4The Assembly considers that, on the same line, the Council of Europe and all its member States should strongly support the project initiated by FIFA (International Federation of Association Football) to establish a Safe Sport Entity, namely an independent, multi-sports, multi-agency international entity to investigate abuse cases in sports, providing trusted and accessible reporting lines for victims of abuse in sport, and to take prompt action to protect and care for them.
5The ministers responsible for Sport also acknowledged that the considerable economic interests tied to professional sport could prompt different actors, including intermediaries, to adopt negligent or fraudulent practices leading to human rights risks and abuses; the ministers also denounced, in this respect, abusive practices observed in connection with the migration of athletes.
6Having this in mind, the Assembly considers that it is fundamental to regulate at global level the football transfer system, including the adoption of rules seeking to ensure protection of minors, the transparency of financial flows linked to players transfers and a sound framework for the access to and exercise of the profession of agent or intermediary, also with a view to avoid conflict of interests and exorbitant fees.
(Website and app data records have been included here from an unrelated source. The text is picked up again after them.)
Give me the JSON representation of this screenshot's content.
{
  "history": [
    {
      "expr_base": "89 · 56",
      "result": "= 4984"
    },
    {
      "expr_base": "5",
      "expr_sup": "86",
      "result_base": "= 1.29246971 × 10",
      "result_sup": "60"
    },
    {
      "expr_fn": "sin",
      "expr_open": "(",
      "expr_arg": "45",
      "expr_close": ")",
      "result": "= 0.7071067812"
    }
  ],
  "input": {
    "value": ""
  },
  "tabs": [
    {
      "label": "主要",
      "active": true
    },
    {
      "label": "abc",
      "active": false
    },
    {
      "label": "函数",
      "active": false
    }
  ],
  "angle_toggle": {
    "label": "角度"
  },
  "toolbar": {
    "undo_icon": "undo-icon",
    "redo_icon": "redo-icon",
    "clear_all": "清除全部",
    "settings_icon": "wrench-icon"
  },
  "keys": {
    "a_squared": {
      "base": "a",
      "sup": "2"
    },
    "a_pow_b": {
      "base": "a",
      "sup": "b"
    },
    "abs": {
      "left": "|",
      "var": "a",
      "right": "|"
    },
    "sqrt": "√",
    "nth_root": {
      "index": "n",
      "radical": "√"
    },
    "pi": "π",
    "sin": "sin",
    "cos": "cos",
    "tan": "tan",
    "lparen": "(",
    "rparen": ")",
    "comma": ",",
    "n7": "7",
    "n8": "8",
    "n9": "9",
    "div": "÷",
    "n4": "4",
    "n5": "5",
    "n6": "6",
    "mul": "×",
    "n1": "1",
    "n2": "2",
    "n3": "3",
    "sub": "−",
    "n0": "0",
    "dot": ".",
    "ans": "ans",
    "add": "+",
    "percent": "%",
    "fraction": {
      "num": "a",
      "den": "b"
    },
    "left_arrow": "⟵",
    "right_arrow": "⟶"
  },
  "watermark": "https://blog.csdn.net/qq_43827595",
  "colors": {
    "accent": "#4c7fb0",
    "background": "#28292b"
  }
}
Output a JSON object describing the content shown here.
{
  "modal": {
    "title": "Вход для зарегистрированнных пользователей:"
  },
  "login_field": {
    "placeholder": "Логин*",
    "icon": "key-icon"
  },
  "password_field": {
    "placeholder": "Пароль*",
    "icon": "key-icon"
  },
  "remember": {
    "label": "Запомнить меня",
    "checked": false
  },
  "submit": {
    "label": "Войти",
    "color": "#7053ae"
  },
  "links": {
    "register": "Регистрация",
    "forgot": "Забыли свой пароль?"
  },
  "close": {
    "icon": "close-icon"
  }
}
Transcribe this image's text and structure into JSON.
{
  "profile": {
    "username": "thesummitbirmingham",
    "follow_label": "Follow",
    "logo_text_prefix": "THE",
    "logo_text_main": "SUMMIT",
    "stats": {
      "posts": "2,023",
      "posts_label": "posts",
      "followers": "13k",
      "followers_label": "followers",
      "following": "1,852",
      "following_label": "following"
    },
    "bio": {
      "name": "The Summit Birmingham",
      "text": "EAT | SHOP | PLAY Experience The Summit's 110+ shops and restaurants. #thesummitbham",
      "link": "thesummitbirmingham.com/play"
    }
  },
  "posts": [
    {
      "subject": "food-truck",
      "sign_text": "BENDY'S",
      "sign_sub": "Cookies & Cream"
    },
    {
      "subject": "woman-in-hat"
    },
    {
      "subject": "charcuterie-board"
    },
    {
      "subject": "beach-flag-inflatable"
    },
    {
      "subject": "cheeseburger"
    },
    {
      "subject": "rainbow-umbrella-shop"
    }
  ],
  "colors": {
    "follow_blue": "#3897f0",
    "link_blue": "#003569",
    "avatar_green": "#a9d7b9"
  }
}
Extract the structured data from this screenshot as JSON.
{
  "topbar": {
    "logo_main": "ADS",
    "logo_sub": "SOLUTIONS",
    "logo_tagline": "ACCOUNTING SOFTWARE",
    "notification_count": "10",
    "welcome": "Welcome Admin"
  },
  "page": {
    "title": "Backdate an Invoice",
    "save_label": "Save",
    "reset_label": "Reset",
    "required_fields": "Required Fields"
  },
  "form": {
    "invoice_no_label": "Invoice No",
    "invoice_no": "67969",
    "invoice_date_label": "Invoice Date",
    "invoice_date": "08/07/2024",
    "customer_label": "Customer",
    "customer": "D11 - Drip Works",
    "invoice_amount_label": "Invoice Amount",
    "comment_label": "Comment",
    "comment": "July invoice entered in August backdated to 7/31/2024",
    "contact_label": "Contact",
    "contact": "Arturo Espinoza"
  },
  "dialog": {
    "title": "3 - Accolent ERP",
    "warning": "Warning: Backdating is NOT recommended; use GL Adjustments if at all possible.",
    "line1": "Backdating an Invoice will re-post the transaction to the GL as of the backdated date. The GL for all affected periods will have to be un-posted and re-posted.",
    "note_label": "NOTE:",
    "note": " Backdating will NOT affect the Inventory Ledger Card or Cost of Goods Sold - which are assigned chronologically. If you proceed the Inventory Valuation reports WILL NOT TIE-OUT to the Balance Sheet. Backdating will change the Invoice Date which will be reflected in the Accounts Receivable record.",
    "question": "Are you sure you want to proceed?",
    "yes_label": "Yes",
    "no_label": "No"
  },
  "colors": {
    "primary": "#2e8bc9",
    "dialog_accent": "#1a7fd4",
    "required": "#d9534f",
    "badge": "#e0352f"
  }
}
For the Assembly, FIFA is entitled to issue such regulations provided that, in implementing its regulatory powers, it strictly respects the proportionality principle and does not set constraints or limitations exceeding those required to protect the legitimate interests that the regulations are designed to safeguard.
7The Assembly highly praises the co-operation framework that the Council of Europe established with FIFA and UEFA by signing memorandums of understandings with these partners. It believes that it could be useful to set up similar co-operation frameworks with other sports organisations which would be ready to uphold Council of Europe values and to engage in collaborative project development with the Council of Europe bodies.
8Therefore, the Assembly recommends that the Committee of Ministers:
8.1arrange for the Council of Europe intergovernmental sector to assist with its expertise in the establishment and operation of a Safe Sport Entity and urge all member States to engage with this project and commit to support the founding and the operation of this entity;
8.2encourage member States to uphold FIFA efforts to regulate at global level the football transfer system, including the adoption of rules seeking to ensure protection of minors, the transparency of financial flows linked to players transfers and a sound framework for the access to and exercise of the profession of agent or intermediary, provided that the constraints and limitations established by these rules are reasonable and do not go beyond what is necessary to protect the legitimate interests at stake;
8.3seek to further enhance and possibly formalise Council of Europe co-operation with sports organisations willing to collaborate to enhance human rights protection and promote the effective implementation of relevant Council of Europe conventions.